## Work instruction
Read the data below. Every line holding the string "text" must be copied.

## Source material
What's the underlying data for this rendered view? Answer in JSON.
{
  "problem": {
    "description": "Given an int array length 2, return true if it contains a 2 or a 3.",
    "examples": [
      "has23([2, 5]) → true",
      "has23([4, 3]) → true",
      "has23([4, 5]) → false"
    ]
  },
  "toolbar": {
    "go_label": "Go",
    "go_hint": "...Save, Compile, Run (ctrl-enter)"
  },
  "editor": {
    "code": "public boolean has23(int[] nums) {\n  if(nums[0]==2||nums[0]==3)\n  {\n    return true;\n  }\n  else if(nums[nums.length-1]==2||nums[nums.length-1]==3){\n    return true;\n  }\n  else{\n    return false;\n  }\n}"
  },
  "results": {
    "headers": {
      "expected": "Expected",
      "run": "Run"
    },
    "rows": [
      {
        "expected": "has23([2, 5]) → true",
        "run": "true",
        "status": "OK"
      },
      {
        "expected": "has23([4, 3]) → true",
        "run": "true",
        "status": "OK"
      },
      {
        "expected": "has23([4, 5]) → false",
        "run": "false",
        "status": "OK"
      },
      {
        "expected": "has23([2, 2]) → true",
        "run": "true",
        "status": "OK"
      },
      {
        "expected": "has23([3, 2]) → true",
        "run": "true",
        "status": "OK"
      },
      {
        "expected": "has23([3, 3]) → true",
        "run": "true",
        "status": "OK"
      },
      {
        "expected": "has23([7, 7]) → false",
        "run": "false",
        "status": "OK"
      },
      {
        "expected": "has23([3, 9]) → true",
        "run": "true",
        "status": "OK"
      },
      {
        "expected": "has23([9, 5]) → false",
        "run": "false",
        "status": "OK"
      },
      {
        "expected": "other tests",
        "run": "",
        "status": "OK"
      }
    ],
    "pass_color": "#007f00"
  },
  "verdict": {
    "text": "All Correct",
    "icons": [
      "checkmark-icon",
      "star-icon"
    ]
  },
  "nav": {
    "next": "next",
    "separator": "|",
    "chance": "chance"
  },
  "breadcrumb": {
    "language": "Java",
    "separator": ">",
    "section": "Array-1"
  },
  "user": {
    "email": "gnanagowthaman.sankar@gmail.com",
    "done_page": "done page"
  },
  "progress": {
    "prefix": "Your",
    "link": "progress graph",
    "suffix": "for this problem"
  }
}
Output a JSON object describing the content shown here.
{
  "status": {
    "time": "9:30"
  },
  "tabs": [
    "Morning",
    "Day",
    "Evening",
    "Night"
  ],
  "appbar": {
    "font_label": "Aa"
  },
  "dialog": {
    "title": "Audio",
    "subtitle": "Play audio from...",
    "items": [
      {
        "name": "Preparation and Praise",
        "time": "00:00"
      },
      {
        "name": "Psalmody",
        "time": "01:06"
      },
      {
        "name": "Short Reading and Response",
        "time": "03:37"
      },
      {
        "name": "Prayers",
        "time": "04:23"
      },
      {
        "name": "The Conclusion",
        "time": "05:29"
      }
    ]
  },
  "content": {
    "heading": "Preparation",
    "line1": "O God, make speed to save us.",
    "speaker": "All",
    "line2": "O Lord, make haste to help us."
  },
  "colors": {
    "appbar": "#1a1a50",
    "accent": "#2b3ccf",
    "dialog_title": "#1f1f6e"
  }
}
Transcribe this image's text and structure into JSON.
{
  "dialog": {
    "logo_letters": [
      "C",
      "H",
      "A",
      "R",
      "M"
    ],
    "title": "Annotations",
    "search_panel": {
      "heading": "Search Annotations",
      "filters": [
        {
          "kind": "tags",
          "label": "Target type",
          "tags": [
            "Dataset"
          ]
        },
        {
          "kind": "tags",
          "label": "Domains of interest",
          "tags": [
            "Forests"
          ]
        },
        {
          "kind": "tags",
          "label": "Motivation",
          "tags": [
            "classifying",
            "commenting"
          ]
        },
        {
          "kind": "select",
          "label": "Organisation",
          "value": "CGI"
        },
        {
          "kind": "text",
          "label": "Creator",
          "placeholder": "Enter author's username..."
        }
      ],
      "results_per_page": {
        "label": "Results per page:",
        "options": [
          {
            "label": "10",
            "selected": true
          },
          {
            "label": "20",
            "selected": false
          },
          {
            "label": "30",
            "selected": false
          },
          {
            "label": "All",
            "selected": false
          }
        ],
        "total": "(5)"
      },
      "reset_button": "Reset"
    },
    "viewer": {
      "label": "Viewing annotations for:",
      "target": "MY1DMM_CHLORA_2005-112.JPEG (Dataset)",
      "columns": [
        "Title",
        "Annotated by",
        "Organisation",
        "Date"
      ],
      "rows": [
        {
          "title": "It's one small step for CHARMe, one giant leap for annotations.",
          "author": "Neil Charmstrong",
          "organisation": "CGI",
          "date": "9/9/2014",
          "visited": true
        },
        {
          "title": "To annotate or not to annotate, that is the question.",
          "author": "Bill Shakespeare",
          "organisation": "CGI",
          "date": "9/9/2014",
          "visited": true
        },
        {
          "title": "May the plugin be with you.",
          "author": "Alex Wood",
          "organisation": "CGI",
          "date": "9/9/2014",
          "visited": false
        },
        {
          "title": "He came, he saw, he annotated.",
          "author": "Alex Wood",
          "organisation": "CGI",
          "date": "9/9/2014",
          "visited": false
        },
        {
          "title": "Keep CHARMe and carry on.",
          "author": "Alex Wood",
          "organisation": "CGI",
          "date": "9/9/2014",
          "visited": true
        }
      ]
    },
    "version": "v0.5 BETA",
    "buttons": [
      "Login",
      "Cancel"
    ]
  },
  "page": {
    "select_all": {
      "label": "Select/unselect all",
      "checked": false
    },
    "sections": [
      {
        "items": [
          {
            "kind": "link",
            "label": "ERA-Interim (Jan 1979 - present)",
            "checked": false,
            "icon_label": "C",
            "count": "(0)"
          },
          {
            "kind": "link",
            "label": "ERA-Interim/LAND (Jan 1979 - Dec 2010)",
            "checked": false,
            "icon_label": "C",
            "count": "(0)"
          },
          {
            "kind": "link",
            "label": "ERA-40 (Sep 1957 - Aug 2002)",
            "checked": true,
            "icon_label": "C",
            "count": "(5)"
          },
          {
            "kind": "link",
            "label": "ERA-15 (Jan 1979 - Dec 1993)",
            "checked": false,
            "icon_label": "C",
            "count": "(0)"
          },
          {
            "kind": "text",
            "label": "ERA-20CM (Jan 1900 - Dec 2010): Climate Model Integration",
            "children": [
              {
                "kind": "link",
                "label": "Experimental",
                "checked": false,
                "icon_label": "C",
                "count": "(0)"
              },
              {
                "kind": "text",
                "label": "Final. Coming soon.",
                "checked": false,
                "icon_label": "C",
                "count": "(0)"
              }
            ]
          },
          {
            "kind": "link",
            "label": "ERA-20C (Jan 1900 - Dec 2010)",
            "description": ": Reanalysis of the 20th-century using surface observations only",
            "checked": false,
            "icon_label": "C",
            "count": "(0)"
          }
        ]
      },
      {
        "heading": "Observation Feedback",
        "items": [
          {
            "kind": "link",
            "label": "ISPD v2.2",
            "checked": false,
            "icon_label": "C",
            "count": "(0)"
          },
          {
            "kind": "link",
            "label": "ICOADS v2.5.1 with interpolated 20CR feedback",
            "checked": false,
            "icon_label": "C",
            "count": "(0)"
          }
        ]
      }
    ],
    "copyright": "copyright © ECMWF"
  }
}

## Result of the exercise
    "text": "All Correct",
Transcribe this image's text and structure into JSON.
          "kind": "text",
            "kind": "text",
                "kind": "text",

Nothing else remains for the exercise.